If you're building a new home, it's important to have an understanding of when selections are needed to keep construction progressing on schedule. Working with your builder to create a project timeline early on will ensure that design selections are ready when, or before, the builder needs them. There are many factors that can delay a new construction project - don't let your design selections be one of them! 

The first selections generally required are the exterior materials and colors. Many communities have architectural review boards that require these selections prior to a project breaking ground. Your architect may be very involved in determining exterior selections, or they may leave it open for you, or your interior designer, to decide. 
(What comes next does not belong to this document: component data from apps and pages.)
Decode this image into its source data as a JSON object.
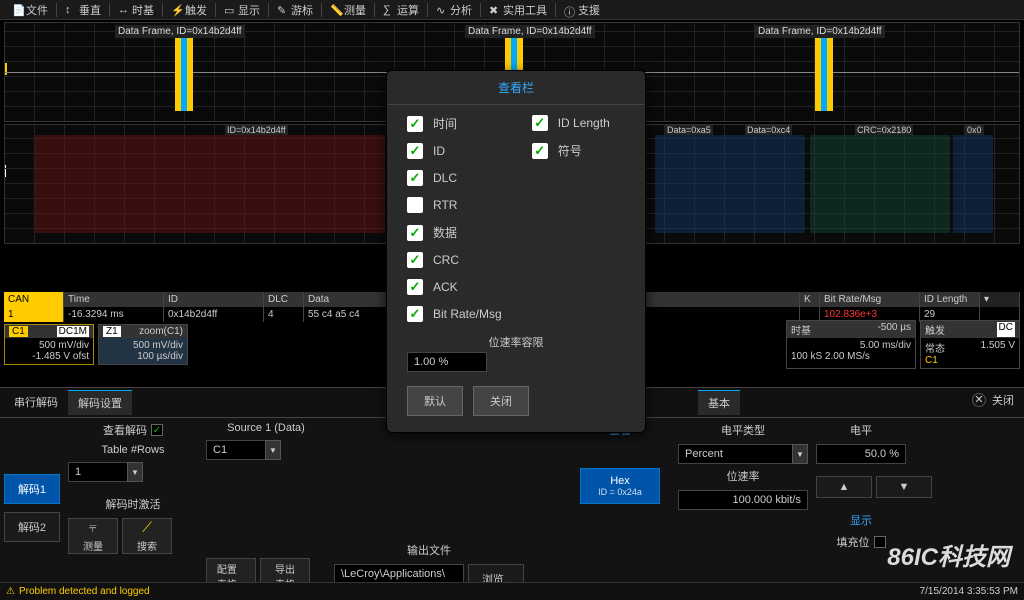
{
  "menu": [
    "文件",
    "垂直",
    "时基",
    "触发",
    "显示",
    "游标",
    "测量",
    "运算",
    "分析",
    "实用工具",
    "支援"
  ],
  "frames": {
    "label": "Data Frame",
    "id": "ID=0x14b2d4ff"
  },
  "seg_labels": {
    "id": "ID=0x14b2d4ff",
    "d1": "Data=0xa5",
    "d2": "Data=0xc4",
    "crc": "CRC=0x2180",
    "x0": "0x0"
  },
  "channels": {
    "c1": "C1",
    "z1": "Z1"
  },
  "table": {
    "hdrs": {
      "can": "CAN",
      "time": "Time",
      "id": "ID",
      "dlc": "DLC",
      "data": "Data",
      "k": "K",
      "bit": "Bit Rate/Msg",
      "idl": "ID Length"
    },
    "row": {
      "idx": "1",
      "time": "-16.3294 ms",
      "id": "0x14b2d4ff",
      "dlc": "4",
      "data": "55 c4 a5 c4",
      "bit": "102.836e+3",
      "idl": "29"
    }
  },
  "readouts": {
    "c1": {
      "tag": "C1",
      "badge": "DC1M",
      "l1": "500 mV/div",
      "l2": "-1.485 V ofst"
    },
    "z1": {
      "tag": "Z1",
      "sub": "zoom(C1)",
      "l1": "500 mV/div",
      "l2": "100 µs/div"
    },
    "tb": {
      "tag": "时基",
      "val": "-500 µs",
      "l1": "5.00 ms/div",
      "l2": "100 kS   2.00 MS/s"
    },
    "tr": {
      "tag": "触发",
      "badge": "DC",
      "l1": "常态",
      "l2": "1.505 V",
      "ch": "C1"
    }
  },
  "tabs": {
    "t1": "串行解码",
    "t2": "解码设置",
    "t3": "基本",
    "close": "关闭"
  },
  "lower": {
    "d1": "解码1",
    "d2": "解码2",
    "view_decode": "查看解码",
    "table_rows": "Table #Rows",
    "rows_val": "1",
    "activate": "解码时激活",
    "source": "Source 1 (Data)",
    "source_val": "C1",
    "measure": "测量",
    "search": "搜索",
    "config": "配置\n表格...",
    "export": "导出\n表格",
    "outfile": "输出文件",
    "outpath": "\\LeCroy\\Applications\\",
    "browse": "浏览..",
    "view": "查看",
    "hex": "Hex",
    "hex_sub": "ID = 0x24a",
    "level_type": "电平类型",
    "percent": "Percent",
    "level": "电平",
    "level_val": "50.0 %",
    "bitrate": "位速率",
    "bitrate_val": "100.000 kbit/s",
    "display": "显示",
    "fill": "填充位"
  },
  "modal": {
    "title": "查看栏",
    "left": [
      {
        "label": "时间",
        "on": true
      },
      {
        "label": "ID",
        "on": true
      },
      {
        "label": "DLC",
        "on": true
      },
      {
        "label": "RTR",
        "on": false
      },
      {
        "label": "数据",
        "on": true
      },
      {
        "label": "CRC",
        "on": true
      },
      {
        "label": "ACK",
        "on": true
      },
      {
        "label": "Bit Rate/Msg",
        "on": true
      }
    ],
    "right": [
      {
        "label": "ID Length",
        "on": true
      },
      {
        "label": "符号",
        "on": true
      }
    ],
    "tolerance_label": "位速率容限",
    "tolerance": "1.00 %",
    "default": "默认",
    "close": "关闭"
  },
  "status": {
    "msg": "Problem detected and logged",
    "time": "7/15/2014 3:35:53 PM"
  },
  "watermark": "86IC科技网"
}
Flooring materials (i.e. wood, concrete, stone) are determined early on because the flooring type and thickness can impact construction decisions. However, the flooring finishes or colors don't have to be finalized until the builder is ready to order the material or apply the finish.

The next selections to be completed are plumbing and appliances. These are needed early on for slab penetrations and rough ins. The appliance and plumbing selections will also be required to finalize cabinetry designs. 

Cabinetry design and selection is typically next. The cabinetry style and finishes chosen will be important defining factors in the interior design, and changes are often made during cabinetry design that impact framing. 

Tile, stone, and countertop selections are completed once the cabinetry design is in place. These are high impact selections, and they need to be ordered in advance of drywall completion.  

Interior doors, trim, and stairs need to be finalized early on, as they impact framing and are important factors in the design. Decisions will be needed on what materials should be painted vs. stained. 

Lighting selections are needed during framing, since wiring will be completed prior to drywall installation. Once framing is nearing completion, I like to do an electrical walkthrough to ensure the lighting will be switched as desired, the switches and outlets are located where they're needed, and to determine mounting heights for in-wall fixtures.

Paint colors can be finalized once drywall is up, since tile is typically installed before painting begins. When selecting paint, I recommend doing a walkthrough after drywall is completed to look at areas of color transition in person. 

While there are other selections to consider and schedules will vary from project to project, this is a good general framework to discuss with your builder when starting a new home. 





Tribal Design Vibes

Tribal style is trending in today's interiors! Here are a few worldly elements to give your space a  tribal feel if you're looking to mix things up with this eclectic style. 

1. Geometric Patterns in Earth Tones or Bold Colors

Nomad Jute Fabric by Mokum

Nomad Jute Fabric by Mokum

Madagascar Copper Fabric by Mokum

Madagascar Copper Fabric by Mokum

Berba Platinum Fabric by Mokum 

Berba Platinum Fabric by Mokum 

2. Carved Wood

Arteriors Kai Bookshelf

Arteriors Kai Bookshelf

Anthropologie Ridgewood Handle 

Anthropologie Ridgewood Handle 

Hand Carved African Mask from Novica.com 

Hand Carved African Mask from Novica.com 

3. Horn & Tusk Accents

Anthropologie Antler Medley Knob, Tusk

Anthropologie Antler Medley Knob, Tusk

Anthropologie Leather Latched Horn Finials

Anthropologie Leather Latched Horn Finials

4. Hammered & Sculptured metal 

Arteriors Nixon Coffee Table

Arteriors Nixon Coffee Table

Arteriors Oveo Lamp

Arteriors Oveo Lamp

Arteriors Swazi Lamp

Arteriors Swazi Lamp

5. Kilim

Nalbandian Vintage Kilim Pillow

Nalbandian Vintage Kilim Pillow

Nalbandian Vintage Kilim Rug 

Nalbandian Vintage Kilim Rug 

6. Woven Accents

Phillip Jeffries Grass Roots Wallcovering in Peridot

Phillip Jeffries Grass Roots Wallcovering in Peridot

African Binga Basket from Basketsofafrica.com 

African Binga Basket from Basketsofafrica.com